» Exercise:
Return the listing below in full, exactly.

» Dataset excerpts:

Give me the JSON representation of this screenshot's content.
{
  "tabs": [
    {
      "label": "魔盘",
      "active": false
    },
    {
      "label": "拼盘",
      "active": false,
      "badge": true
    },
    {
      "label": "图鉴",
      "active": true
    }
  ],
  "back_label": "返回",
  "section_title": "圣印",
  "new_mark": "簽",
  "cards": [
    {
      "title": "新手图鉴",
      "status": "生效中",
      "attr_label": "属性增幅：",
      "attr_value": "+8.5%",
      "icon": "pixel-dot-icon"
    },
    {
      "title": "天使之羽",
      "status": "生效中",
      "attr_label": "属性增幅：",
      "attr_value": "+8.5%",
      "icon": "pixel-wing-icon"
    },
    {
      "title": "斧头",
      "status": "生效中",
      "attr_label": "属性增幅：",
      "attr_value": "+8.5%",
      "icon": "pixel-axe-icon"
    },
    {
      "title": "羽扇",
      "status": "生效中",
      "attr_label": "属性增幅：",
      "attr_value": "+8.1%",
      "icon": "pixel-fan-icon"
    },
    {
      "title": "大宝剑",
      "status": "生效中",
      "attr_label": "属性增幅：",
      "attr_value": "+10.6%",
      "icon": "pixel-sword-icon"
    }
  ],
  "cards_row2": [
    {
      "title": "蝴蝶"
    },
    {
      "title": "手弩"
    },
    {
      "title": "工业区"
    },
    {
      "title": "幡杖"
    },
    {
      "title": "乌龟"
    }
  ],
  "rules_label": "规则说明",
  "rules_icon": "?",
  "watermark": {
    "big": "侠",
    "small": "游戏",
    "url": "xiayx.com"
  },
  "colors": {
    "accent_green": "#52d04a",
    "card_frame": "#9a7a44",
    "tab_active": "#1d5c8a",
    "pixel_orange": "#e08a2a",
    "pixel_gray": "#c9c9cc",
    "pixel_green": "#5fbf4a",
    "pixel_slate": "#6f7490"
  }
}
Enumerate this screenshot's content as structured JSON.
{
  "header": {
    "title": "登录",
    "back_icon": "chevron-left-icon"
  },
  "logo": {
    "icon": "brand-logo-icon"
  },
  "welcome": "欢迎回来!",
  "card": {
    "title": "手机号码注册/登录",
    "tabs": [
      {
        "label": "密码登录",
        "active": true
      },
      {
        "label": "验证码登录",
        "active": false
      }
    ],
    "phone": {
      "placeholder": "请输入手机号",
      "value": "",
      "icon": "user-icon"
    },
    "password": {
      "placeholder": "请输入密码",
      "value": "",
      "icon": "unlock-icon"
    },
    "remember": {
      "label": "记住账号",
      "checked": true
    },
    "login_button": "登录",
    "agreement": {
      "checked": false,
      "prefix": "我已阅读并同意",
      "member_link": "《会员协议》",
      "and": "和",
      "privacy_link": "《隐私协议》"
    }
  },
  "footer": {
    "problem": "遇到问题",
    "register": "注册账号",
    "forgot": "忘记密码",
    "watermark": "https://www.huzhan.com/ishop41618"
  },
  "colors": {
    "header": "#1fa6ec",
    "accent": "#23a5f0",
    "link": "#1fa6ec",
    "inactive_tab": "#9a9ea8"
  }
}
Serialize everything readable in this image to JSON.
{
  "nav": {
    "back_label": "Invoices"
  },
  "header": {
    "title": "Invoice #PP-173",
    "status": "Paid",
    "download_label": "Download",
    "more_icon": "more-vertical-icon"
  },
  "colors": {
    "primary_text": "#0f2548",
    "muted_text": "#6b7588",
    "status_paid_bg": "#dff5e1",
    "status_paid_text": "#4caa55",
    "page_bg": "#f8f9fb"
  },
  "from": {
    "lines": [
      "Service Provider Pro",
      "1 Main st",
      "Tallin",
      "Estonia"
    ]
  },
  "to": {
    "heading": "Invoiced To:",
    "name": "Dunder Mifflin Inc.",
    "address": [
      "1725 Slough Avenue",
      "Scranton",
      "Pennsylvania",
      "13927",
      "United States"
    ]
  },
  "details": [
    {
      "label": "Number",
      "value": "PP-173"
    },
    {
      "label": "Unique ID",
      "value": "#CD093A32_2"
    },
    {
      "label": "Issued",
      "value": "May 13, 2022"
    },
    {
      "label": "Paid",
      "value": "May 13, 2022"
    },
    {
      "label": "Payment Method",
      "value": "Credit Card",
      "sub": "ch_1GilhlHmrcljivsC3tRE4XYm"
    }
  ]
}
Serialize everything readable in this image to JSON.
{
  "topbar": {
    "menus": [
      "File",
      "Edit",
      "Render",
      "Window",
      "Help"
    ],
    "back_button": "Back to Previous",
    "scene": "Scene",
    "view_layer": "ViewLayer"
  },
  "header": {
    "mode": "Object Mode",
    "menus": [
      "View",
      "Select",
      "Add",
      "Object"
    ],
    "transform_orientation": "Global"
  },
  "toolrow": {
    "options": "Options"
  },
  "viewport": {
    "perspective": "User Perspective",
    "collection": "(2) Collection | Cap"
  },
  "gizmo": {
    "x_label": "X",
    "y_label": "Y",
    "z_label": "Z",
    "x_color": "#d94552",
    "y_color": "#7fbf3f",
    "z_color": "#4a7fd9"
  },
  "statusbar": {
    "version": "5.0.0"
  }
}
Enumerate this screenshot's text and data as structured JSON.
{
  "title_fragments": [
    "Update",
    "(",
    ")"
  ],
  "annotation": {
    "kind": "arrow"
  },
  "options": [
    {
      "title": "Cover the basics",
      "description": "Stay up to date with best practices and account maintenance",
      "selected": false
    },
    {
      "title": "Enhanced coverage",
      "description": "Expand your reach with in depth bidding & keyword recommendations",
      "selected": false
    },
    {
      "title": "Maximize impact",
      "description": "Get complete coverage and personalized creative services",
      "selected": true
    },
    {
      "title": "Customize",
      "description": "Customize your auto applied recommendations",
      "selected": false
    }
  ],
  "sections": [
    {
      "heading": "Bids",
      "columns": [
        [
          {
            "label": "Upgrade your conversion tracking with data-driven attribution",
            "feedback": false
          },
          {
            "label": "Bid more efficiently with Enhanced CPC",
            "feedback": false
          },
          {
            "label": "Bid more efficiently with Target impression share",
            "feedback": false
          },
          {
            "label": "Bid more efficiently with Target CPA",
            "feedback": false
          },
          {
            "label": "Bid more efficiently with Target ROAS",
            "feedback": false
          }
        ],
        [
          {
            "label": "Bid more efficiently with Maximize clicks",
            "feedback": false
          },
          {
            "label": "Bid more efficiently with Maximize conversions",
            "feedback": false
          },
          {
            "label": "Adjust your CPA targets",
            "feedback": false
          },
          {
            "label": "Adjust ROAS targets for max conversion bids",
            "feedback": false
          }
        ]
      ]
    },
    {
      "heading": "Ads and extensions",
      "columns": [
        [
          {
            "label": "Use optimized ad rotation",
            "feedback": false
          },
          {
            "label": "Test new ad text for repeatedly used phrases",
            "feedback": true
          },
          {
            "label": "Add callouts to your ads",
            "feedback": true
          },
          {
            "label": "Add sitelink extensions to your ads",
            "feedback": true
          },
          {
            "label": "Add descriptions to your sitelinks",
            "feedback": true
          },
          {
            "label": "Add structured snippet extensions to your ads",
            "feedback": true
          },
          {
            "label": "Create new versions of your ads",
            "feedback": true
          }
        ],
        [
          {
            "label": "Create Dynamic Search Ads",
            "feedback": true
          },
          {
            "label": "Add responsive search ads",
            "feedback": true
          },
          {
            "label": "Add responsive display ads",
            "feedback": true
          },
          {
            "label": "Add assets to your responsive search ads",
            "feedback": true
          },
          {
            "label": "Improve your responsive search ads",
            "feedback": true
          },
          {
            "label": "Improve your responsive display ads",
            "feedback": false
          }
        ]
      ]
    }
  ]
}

» Exercise output:
Give me the JSON representation of this screenshot's content.
{
  "tabs": [
    {
      "label": "魔盘",
      "active": false
    },
    {
      "label": "拼盘",
      "active": false,
      "badge": true
    },
    {
      "label": "图鉴",
      "active": true
    }
  ],
  "back_label": "返回",
  "section_title": "圣印",
  "new_mark": "簽",
  "cards": [
    {
      "title": "新手图鉴",
      "status": "生效中",
      "attr_label": "属性增幅：",
      "attr_value": "+8.5%",
      "icon": "pixel-dot-icon"
    },
    {
      "title": "天使之羽",
      "status": "生效中",
      "attr_label": "属性增幅：",
      "attr_value": "+8.5%",
      "icon": "pixel-wing-icon"
    },
    {
      "title": "斧头",
      "status": "生效中",
      "attr_label": "属性增幅：",
      "attr_value": "+8.5%",
      "icon": "pixel-axe-icon"
    },
    {
      "title": "羽扇",
      "status": "生效中",
      "attr_label": "属性增幅：",
      "attr_value": "+8.1%",
      "icon": "pixel-fan-icon"
    },
    {
      "title": "大宝剑",
      "status": "生效中",
      "attr_label": "属性增幅：",
      "attr_value": "+10.6%",
      "icon": "pixel-sword-icon"
    }
  ],
  "cards_row2": [
    {
      "title": "蝴蝶"
    },
    {
      "title": "手弩"
    },
    {
      "title": "工业区"
    },
    {
      "title": "幡杖"
    },
    {
      "title": "乌龟"
    }
  ],
  "rules_label": "规则说明",
  "rules_icon": "?",
  "watermark": {
    "big": "侠",
    "small": "游戏",
    "url": "xiayx.com"
  },
  "colors": {
    "accent_green": "#52d04a",
    "card_frame": "#9a7a44",
    "tab_active": "#1d5c8a",
    "pixel_orange": "#e08a2a",
    "pixel_gray": "#c9c9cc",
    "pixel_green": "#5fbf4a",
    "pixel_slate": "#6f7490"
  }
}
Enumerate this screenshot's content as structured JSON.
{
  "header": {
    "title": "登录",
    "back_icon": "chevron-left-icon"
  },
  "logo": {
    "icon": "brand-logo-icon"
  },
  "welcome": "欢迎回来!",
  "card": {
    "title": "手机号码注册/登录",
    "tabs": [
      {
        "label": "密码登录",
        "active": true
      },
      {
        "label": "验证码登录",
        "active": false
      }
    ],
    "phone": {
      "placeholder": "请输入手机号",
      "value": "",
      "icon": "user-icon"
    },
    "password": {
      "placeholder": "请输入密码",
      "value": "",
      "icon": "unlock-icon"
    },
    "remember": {
      "label": "记住账号",
      "checked": true
    },
    "login_button": "登录",
    "agreement": {
      "checked": false,
      "prefix": "我已阅读并同意",
      "member_link": "《会员协议》",
      "and": "和",
      "privacy_link": "《隐私协议》"
    }
  },
  "footer": {
    "problem": "遇到问题",
    "register": "注册账号",
    "forgot": "忘记密码",
    "watermark": "https://www.huzhan.com/ishop41618"
  },
  "colors": {
    "header": "#1fa6ec",
    "accent": "#23a5f0",
    "link": "#1fa6ec",
    "inactive_tab": "#9a9ea8"
  }
}
Serialize everything readable in this image to JSON.
{
  "nav": {
    "back_label": "Invoices"
  },
  "header": {
    "title": "Invoice #PP-173",
    "status": "Paid",
    "download_label": "Download",
    "more_icon": "more-vertical-icon"
  },
  "colors": {
    "primary_text": "#0f2548",
    "muted_text": "#6b7588",
    "status_paid_bg": "#dff5e1",
    "status_paid_text": "#4caa55",
    "page_bg": "#f8f9fb"
  },
  "from": {
    "lines": [
      "Service Provider Pro",
      "1 Main st",
      "Tallin",
      "Estonia"
    ]
  },
  "to": {
    "heading": "Invoiced To:",
    "name": "Dunder Mifflin Inc.",
    "address": [
      "1725 Slough Avenue",
      "Scranton",
      "Pennsylvania",
      "13927",
      "United States"
    ]
  },
  "details": [
    {
      "label": "Number",
      "value": "PP-173"
    },
    {
      "label": "Unique ID",
      "value": "#CD093A32_2"
    },
    {
      "label": "Issued",
      "value": "May 13, 2022"
    },
    {
      "label": "Paid",
      "value": "May 13, 2022"
    },
    {
      "label": "Payment Method",
      "value": "Credit Card",
      "sub": "ch_1GilhlHmrcljivsC3tRE4XYm"
    }
  ]
}
Serialize everything readable in this image to JSON.
{
  "topbar": {
    "menus": [
      "File",
      "Edit",
      "Render",
      "Window",
      "Help"
    ],
    "back_button": "Back to Previous",
    "scene": "Scene",
    "view_layer": "ViewLayer"
  },
  "header": {
    "mode": "Object Mode",
    "menus": [
      "View",
      "Select",
      "Add",
      "Object"
    ],
    "transform_orientation": "Global"
  },
  "toolrow": {
    "options": "Options"
  },
  "viewport": {
    "perspective": "User Perspective",
    "collection": "(2) Collection | Cap"
  },
  "gizmo": {
    "x_label": "X",
    "y_label": "Y",
    "z_label": "Z",
    "x_color": "#d94552",
    "y_color": "#7fbf3f",
    "z_color": "#4a7fd9"
  },
  "statusbar": {
    "version": "5.0.0"
  }
}
Enumerate this screenshot's text and data as structured JSON.
{
  "title_fragments": [
    "Update",
    "(",
    ")"
  ],
  "annotation": {
    "kind": "arrow"
  },
  "options": [
    {
      "title": "Cover the basics",
      "description": "Stay up to date with best practices and account maintenance",
      "selected": false
    },
    {
      "title": "Enhanced coverage",
      "description": "Expand your reach with in depth bidding & keyword recommendations",
      "selected": false
    },
    {
      "title": "Maximize impact",
      "description": "Get complete coverage and personalized creative services",
      "selected": true
    },
    {
      "title": "Customize",
      "description": "Customize your auto applied recommendations",
      "selected": false
    }
  ],
  "sections": [
    {
      "heading": "Bids",
      "columns": [
        [
          {
            "label": "Upgrade your conversion tracking with data-driven attribution",
            "feedback": false
          },
          {
            "label": "Bid more efficiently with Enhanced CPC",
            "feedback": false
          },
          {
            "label": "Bid more efficiently with Target impression share",
            "feedback": false
          },
          {
            "label": "Bid more efficiently with Target CPA",
            "feedback": false
          },
          {
            "label": "Bid more efficiently with Target ROAS",
            "feedback": false
          }
        ],
        [
          {
            "label": "Bid more efficiently with Maximize clicks",
            "feedback": false
          },
          {
            "label": "Bid more efficiently with Maximize conversions",
            "feedback": false
          },
          {
            "label": "Adjust your CPA targets",
            "feedback": false
          },
          {
            "label": "Adjust ROAS targets for max conversion bids",
            "feedback": false
          }
        ]
      ]
    },
    {
      "heading": "Ads and extensions",
      "columns": [
        [
          {
            "label": "Use optimized ad rotation",
            "feedback": false
          },
          {
            "label": "Test new ad text for repeatedly used phrases",
            "feedback": true
          },
          {
            "label": "Add callouts to your ads",
            "feedback": true
          },
          {
            "label": "Add sitelink extensions to your ads",
            "feedback": true
          },
          {
            "label": "Add descriptions to your sitelinks",
            "feedback": true
          },
          {
            "label": "Add structured snippet extensions to your ads",
            "feedback": true
          },
          {
            "label": "Create new versions of your ads",
            "feedback": true
          }
        ],
        [
          {
            "label": "Create Dynamic Search Ads",
            "feedback": true
          },
          {
            "label": "Add responsive search ads",
            "feedback": true
          },
          {
            "label": "Add responsive display ads",
            "feedback": true
          },
          {
            "label": "Add assets to your responsive search ads",
            "feedback": true
          },
          {
            "label": "Improve your responsive search ads",
            "feedback": true
          },
          {
            "label": "Improve your responsive display ads",
            "feedback": false
          }
        ]
      ]
    }
  ]
}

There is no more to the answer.